▸ **AIM OF THE EXERCISE**:
Give the records again in full, exactly as they are.

▸ **DATA RECORDS**:
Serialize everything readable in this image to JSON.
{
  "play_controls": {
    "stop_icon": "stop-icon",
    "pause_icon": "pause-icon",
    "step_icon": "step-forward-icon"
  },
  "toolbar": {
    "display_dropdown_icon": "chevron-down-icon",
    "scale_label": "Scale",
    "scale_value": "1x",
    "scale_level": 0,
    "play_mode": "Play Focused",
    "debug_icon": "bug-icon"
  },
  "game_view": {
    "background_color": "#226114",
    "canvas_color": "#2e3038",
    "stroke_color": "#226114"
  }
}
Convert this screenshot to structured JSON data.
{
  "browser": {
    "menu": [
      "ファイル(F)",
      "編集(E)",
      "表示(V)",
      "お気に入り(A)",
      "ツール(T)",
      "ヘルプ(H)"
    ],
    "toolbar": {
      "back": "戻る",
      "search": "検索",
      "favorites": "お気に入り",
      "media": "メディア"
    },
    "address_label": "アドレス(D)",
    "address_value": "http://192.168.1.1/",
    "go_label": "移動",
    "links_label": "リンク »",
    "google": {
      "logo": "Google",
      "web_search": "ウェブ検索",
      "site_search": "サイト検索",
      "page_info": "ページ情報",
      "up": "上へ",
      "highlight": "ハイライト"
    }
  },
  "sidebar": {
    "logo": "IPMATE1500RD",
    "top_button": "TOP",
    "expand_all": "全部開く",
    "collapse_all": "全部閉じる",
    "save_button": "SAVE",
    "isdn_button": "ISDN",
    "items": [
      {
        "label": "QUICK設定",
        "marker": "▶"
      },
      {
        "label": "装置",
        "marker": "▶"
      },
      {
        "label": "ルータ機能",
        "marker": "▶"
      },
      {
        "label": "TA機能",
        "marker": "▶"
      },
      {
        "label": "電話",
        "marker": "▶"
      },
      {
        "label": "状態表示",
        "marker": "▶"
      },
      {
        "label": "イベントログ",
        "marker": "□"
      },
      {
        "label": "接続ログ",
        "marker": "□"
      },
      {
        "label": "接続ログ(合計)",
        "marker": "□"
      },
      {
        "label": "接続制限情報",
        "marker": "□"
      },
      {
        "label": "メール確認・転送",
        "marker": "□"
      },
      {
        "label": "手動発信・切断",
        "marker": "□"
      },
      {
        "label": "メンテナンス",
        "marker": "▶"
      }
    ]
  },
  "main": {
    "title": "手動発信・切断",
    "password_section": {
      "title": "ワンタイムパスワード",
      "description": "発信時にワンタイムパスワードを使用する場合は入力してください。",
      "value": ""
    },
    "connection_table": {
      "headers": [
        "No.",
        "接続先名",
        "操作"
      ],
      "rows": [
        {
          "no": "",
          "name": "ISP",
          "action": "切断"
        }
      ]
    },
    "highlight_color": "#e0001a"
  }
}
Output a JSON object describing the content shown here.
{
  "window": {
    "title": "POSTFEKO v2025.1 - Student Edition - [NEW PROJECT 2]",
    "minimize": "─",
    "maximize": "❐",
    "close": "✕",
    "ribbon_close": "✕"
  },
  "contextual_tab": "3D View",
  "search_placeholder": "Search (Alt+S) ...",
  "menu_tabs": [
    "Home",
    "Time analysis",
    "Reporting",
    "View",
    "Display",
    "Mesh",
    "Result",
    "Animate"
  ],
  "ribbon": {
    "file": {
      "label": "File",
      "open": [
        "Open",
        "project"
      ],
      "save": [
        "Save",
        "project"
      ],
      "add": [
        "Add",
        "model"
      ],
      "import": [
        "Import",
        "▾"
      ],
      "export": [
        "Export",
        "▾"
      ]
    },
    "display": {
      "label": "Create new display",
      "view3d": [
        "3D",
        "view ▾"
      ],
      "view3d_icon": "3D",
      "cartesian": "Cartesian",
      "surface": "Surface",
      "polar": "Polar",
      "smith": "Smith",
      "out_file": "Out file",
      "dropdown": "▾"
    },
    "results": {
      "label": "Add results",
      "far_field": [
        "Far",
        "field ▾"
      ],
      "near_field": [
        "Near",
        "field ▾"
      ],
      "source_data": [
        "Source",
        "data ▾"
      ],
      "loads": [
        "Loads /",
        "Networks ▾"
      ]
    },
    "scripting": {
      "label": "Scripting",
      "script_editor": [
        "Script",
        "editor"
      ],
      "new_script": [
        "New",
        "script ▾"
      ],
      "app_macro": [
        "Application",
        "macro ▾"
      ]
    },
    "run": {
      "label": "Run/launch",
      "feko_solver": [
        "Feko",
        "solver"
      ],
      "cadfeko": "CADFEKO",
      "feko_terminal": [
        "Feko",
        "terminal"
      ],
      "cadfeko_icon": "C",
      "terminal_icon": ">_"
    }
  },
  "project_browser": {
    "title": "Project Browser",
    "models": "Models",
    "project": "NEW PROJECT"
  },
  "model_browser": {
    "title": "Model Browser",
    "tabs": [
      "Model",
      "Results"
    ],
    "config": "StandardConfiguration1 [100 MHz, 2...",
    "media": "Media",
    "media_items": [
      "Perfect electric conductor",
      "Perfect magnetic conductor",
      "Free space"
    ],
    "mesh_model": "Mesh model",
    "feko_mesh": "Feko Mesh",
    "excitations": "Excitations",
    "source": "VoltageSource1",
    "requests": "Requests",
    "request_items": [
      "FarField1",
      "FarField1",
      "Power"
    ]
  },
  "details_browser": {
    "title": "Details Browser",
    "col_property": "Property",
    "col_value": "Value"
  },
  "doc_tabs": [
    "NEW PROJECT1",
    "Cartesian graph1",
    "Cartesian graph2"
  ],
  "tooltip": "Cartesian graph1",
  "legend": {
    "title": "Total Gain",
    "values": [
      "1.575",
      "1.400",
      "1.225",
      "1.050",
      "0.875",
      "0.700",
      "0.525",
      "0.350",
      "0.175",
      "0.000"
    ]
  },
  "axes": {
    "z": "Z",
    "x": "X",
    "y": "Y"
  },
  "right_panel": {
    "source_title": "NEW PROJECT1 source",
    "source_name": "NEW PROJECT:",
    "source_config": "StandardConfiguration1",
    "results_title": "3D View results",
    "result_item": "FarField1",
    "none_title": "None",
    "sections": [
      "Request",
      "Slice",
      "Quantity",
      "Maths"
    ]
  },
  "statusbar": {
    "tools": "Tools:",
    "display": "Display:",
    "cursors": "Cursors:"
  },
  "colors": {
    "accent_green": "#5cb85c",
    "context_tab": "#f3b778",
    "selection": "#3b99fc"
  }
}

▸ **ANSWER TO THE PROBLEM**:
Serialize everything readable in this image to JSON.
{
  "play_controls": {
    "stop_icon": "stop-icon",
    "pause_icon": "pause-icon",
    "step_icon": "step-forward-icon"
  },
  "toolbar": {
    "display_dropdown_icon": "chevron-down-icon",
    "scale_label": "Scale",
    "scale_value": "1x",
    "scale_level": 0,
    "play_mode": "Play Focused",
    "debug_icon": "bug-icon"
  },
  "game_view": {
    "background_color": "#226114",
    "canvas_color": "#2e3038",
    "stroke_color": "#226114"
  }
}
Convert this screenshot to structured JSON data.
{
  "browser": {
    "menu": [
      "ファイル(F)",
      "編集(E)",
      "表示(V)",
      "お気に入り(A)",
      "ツール(T)",
      "ヘルプ(H)"
    ],
    "toolbar": {
      "back": "戻る",
      "search": "検索",
      "favorites": "お気に入り",
      "media": "メディア"
    },
    "address_label": "アドレス(D)",
    "address_value": "http://192.168.1.1/",
    "go_label": "移動",
    "links_label": "リンク »",
    "google": {
      "logo": "Google",
      "web_search": "ウェブ検索",
      "site_search": "サイト検索",
      "page_info": "ページ情報",
      "up": "上へ",
      "highlight": "ハイライト"
    }
  },
  "sidebar": {
    "logo": "IPMATE1500RD",
    "top_button": "TOP",
    "expand_all": "全部開く",
    "collapse_all": "全部閉じる",
    "save_button": "SAVE",
    "isdn_button": "ISDN",
    "items": [
      {
        "label": "QUICK設定",
        "marker": "▶"
      },
      {
        "label": "装置",
        "marker": "▶"
      },
      {
        "label": "ルータ機能",
        "marker": "▶"
      },
      {
        "label": "TA機能",
        "marker": "▶"
      },
      {
        "label": "電話",
        "marker": "▶"
      },
      {
        "label": "状態表示",
        "marker": "▶"
      },
      {
        "label": "イベントログ",
        "marker": "□"
      },
      {
        "label": "接続ログ",
        "marker": "□"
      },
      {
        "label": "接続ログ(合計)",
        "marker": "□"
      },
      {
        "label": "接続制限情報",
        "marker": "□"
      },
      {
        "label": "メール確認・転送",
        "marker": "□"
      },
      {
        "label": "手動発信・切断",
        "marker": "□"
      },
      {
        "label": "メンテナンス",
        "marker": "▶"
      }
    ]
  },
  "main": {
    "title": "手動発信・切断",
    "password_section": {
      "title": "ワンタイムパスワード",
      "description": "発信時にワンタイムパスワードを使用する場合は入力してください。",
      "value": ""
    },
    "connection_table": {
      "headers": [
        "No.",
        "接続先名",
        "操作"
      ],
      "rows": [
        {
          "no": "",
          "name": "ISP",
          "action": "切断"
        }
      ]
    },
    "highlight_color": "#e0001a"
  }
}
Output a JSON object describing the content shown here.
{
  "window": {
    "title": "POSTFEKO v2025.1 - Student Edition - [NEW PROJECT 2]",
    "minimize": "─",
    "maximize": "❐",
    "close": "✕",
    "ribbon_close": "✕"
  },
  "contextual_tab": "3D View",
  "search_placeholder": "Search (Alt+S) ...",
  "menu_tabs": [
    "Home",
    "Time analysis",
    "Reporting",
    "View",
    "Display",
    "Mesh",
    "Result",
    "Animate"
  ],
  "ribbon": {
    "file": {
      "label": "File",
      "open": [
        "Open",
        "project"
      ],
      "save": [
        "Save",
        "project"
      ],
      "add": [
        "Add",
        "model"
      ],
      "import": [
        "Import",
        "▾"
      ],
      "export": [
        "Export",
        "▾"
      ]
    },
    "display": {
      "label": "Create new display",
      "view3d": [
        "3D",
        "view ▾"
      ],
      "view3d_icon": "3D",
      "cartesian": "Cartesian",
      "surface": "Surface",
      "polar": "Polar",
      "smith": "Smith",
      "out_file": "Out file",
      "dropdown": "▾"
    },
    "results": {
      "label": "Add results",
      "far_field": [
        "Far",
        "field ▾"
      ],
      "near_field": [
        "Near",
        "field ▾"
      ],
      "source_data": [
        "Source",
        "data ▾"
      ],
      "loads": [
        "Loads /",
        "Networks ▾"
      ]
    },
    "scripting": {
      "label": "Scripting",
      "script_editor": [
        "Script",
        "editor"
      ],
      "new_script": [
        "New",
        "script ▾"
      ],
      "app_macro": [
        "Application",
        "macro ▾"
      ]
    },
    "run": {
      "label": "Run/launch",
      "feko_solver": [
        "Feko",
        "solver"
      ],
      "cadfeko": "CADFEKO",
      "feko_terminal": [
        "Feko",
        "terminal"
      ],
      "cadfeko_icon": "C",
      "terminal_icon": ">_"
    }
  },
  "project_browser": {
    "title": "Project Browser",
    "models": "Models",
    "project": "NEW PROJECT"
  },
  "model_browser": {
    "title": "Model Browser",
    "tabs": [
      "Model",
      "Results"
    ],
    "config": "StandardConfiguration1 [100 MHz, 2...",
    "media": "Media",
    "media_items": [
      "Perfect electric conductor",
      "Perfect magnetic conductor",
      "Free space"
    ],
    "mesh_model": "Mesh model",
    "feko_mesh": "Feko Mesh",
    "excitations": "Excitations",
    "source": "VoltageSource1",
    "requests": "Requests",
    "request_items": [
      "FarField1",
      "FarField1",
      "Power"
    ]
  },
  "details_browser": {
    "title": "Details Browser",
    "col_property": "Property",
    "col_value": "Value"
  },
  "doc_tabs": [
    "NEW PROJECT1",
    "Cartesian graph1",
    "Cartesian graph2"
  ],
  "tooltip": "Cartesian graph1",
  "legend": {
    "title": "Total Gain",
    "values": [
      "1.575",
      "1.400",
      "1.225",
      "1.050",
      "0.875",
      "0.700",
      "0.525",
      "0.350",
      "0.175",
      "0.000"
    ]
  },
  "axes": {
    "z": "Z",
    "x": "X",
    "y": "Y"
  },
  "right_panel": {
    "source_title": "NEW PROJECT1 source",
    "source_name": "NEW PROJECT:",
    "source_config": "StandardConfiguration1",
    "results_title": "3D View results",
    "result_item": "FarField1",
    "none_title": "None",
    "sections": [
      "Request",
      "Slice",
      "Quantity",
      "Maths"
    ]
  },
  "statusbar": {
    "tools": "Tools:",
    "display": "Display:",
    "cursors": "Cursors:"
  },
  "colors": {
    "accent_green": "#5cb85c",
    "context_tab": "#f3b778",
    "selection": "#3b99fc"
  }
}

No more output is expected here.